Shabbat candles: 5:40 p.m.
Torah reading: Lev. 1:1-5:26
Haftarah: Isaiah 43:21-44:23
Shabbat ends: 6:39 p.m.
“And God called to Moses, and spoke to him out of the Tent of Meeting, saying: ‘Speak to the children of Israel, and say to them: ‘When any man of you brings an offering to God, you shall bring your offering of the cattle, even of the herd or of the flock’” [Leviticus 1:1-2].
Rather than commanding to bring an offering to God, the Torah speaks of the bringing of a korban (sacrificial offering) as a matter of fact. Relating to God through words and sacrifices is viewed by Judaism as a natural, self-evident gesture. This is why, early on in the history of the world, Cain was judged for bringing a low-grade offering to God even though he was not commanded to bring anything in the first place. It should also have been understood by Cain that sacrifices were expected by God as an expression of gratitude and that this gesture of gratitude was supposed to be a lovely one, a high-quality offering brought out of deep love for God.
The word korban doesn’t mean sacrifice; it connotes an act of closeness.
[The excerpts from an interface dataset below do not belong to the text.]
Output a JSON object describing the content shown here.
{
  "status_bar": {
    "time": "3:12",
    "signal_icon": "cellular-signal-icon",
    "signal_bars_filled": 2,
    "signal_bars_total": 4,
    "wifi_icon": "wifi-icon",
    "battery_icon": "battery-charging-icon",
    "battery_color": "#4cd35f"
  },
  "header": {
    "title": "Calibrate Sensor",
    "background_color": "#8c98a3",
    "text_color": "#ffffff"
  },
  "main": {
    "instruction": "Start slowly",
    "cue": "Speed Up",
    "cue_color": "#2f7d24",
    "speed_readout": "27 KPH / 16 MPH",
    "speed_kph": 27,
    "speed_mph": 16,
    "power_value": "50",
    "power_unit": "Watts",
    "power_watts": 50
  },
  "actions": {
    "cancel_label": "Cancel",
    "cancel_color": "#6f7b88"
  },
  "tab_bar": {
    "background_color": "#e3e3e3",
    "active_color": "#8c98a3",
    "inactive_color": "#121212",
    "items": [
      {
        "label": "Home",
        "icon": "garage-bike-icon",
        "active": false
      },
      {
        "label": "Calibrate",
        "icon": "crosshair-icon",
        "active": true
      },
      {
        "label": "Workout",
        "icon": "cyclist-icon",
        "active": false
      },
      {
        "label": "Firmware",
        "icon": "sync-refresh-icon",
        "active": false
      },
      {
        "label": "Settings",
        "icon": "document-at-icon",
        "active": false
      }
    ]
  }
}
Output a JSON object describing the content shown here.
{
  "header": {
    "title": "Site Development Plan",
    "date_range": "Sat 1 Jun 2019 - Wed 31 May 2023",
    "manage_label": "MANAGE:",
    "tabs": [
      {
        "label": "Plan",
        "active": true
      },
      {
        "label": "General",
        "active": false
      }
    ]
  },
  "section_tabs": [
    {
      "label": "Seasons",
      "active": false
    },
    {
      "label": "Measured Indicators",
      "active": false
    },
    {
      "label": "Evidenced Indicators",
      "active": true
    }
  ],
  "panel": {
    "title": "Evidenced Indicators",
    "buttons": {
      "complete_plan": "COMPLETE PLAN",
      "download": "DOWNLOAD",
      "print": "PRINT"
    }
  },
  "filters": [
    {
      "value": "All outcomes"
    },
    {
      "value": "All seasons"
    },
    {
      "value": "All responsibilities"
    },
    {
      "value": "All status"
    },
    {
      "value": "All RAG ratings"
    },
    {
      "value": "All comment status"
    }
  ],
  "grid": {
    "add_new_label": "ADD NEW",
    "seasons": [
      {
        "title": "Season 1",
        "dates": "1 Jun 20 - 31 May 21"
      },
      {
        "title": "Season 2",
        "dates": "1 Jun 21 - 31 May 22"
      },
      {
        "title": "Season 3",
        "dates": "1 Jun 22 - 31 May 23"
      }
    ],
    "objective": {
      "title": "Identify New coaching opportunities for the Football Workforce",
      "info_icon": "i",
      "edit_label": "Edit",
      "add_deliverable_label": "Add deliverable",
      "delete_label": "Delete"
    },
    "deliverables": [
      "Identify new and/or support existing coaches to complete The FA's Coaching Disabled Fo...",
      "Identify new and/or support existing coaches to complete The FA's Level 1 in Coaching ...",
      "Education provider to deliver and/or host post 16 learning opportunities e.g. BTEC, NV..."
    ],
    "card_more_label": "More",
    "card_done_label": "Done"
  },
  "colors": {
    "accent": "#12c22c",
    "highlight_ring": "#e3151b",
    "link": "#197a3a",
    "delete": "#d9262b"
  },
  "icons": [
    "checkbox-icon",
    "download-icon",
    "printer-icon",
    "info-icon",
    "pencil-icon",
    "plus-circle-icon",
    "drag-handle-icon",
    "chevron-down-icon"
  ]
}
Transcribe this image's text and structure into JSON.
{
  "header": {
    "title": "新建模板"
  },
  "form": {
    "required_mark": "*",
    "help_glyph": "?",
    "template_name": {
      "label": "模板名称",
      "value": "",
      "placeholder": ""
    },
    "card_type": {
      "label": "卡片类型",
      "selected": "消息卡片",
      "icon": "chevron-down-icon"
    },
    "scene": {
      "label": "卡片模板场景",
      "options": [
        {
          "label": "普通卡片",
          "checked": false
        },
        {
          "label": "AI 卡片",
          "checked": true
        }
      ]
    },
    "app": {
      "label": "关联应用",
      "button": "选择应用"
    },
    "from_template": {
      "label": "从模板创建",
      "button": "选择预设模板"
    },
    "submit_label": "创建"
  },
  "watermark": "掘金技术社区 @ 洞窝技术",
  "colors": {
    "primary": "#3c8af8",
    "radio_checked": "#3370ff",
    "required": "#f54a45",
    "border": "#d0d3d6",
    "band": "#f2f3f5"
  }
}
The point is to draw close to God. King David said, “Va’ani, kirvat Elokim li tov” [Psalms 73:28], that the only goodness David knew in life was characterized by closeness to God. When the Torah first gives details about the bringing of a sacrifice, the word used for person is not ish but adam (small “a.”) This is not an accident but is meant to evoke the image and correct the error of Adam (capital “a”), as will be explained.
Man’s first mistake was prompted by the pervasive urge to circumvent the will of God and use human judgment in place of Divine discretion. Adam and Eve thought that if the snake could enjoy the tree that was forbidden to them then maybe it wasn’t so forbidden after all. They decided to treat God’s one law as a suggestion and to follow their feelings instead. They thought that people and animals were alike. At the same time that they wanted to be like animals doing whatever they pleased, they also wanted to be like God in having final say on all judgment calls.
The laws regarding offering a korban hearken back to man’s first mistake. We are told to undo the mistake of Adam by offering a korban exactly as God says to offer it. In this instance we are told to willfully offer food to God, so to speak. This is the reverse of Adam and Eve who took food, which God forbade them to take. We take animals and offer them to God, accepting that we are higher than animals, not the same. At the end of the episode of the Garden of Eden the snake is made distinctly different from people. This was less of punishment for the snake and more a reminder to Adam and Eve and their children that people and animals are quite different from one another. Thus we bring korbanot (sacrifices) to remember that difference in rank. God originally asked one thing of us, and the Rabbis break all of our mitzvot down to one thing: Listen to God.
We have a bond of trust offered to us by God. When we choose to keep it, we are human to the highest degree. Then we trump animals and even angels. Only humans, like God, have the ability to make choices. Animals act on instinct and even angels are pre-programmed. Thus, the phrasing regarding the offering of a korban says that we must take it from inside ourselves (“Adam ki yakriv mikem”) in the first verse of Vayikra is generally translated as “when any man of you brings a korban” but the way the Hebrew words are ordered it actually means “when any man offers from within himself…”
Numerous statements of our prophets echo the words from Isaiah, quoting God: “Why do I need your numerous sacrifices?” [Isaiah 1:11].
When the Torah was given we were brought close to God in the deepest way. The Ramban says that the Mishkan’s point was to recreate that experience we had at Mount Sinai on a daily basis. It is important to note that closeness is not geographical, it’s emotional. The point of a korban is to bring out the feeling of connection to God.
Although man is the pinnacle of creation all that exists serves a role in man’s connecting to God. There are four levels in existence: inanimate objects, plant life, living creatures, and humans who are unique because they speak. A korban is offered by a person who brings an animal or vegetation, and always there is salt [Lev. 1:13]
Salt brings out the offering itself, as opposed to yeast or honey, which are forbidden additives. The Ramban says that we should imagine offering ourselves to God. Salt is the final step in reminding us that what matters most is the act of coming close itself, coming close to God.
May we be blessed to organically and on a regular basis connect closely to our God.
Rabbi Neil Fleischmann, director of Torah guidance at The Frisch School, is the author of the newly released “In the Field: A Collection of Haiku.”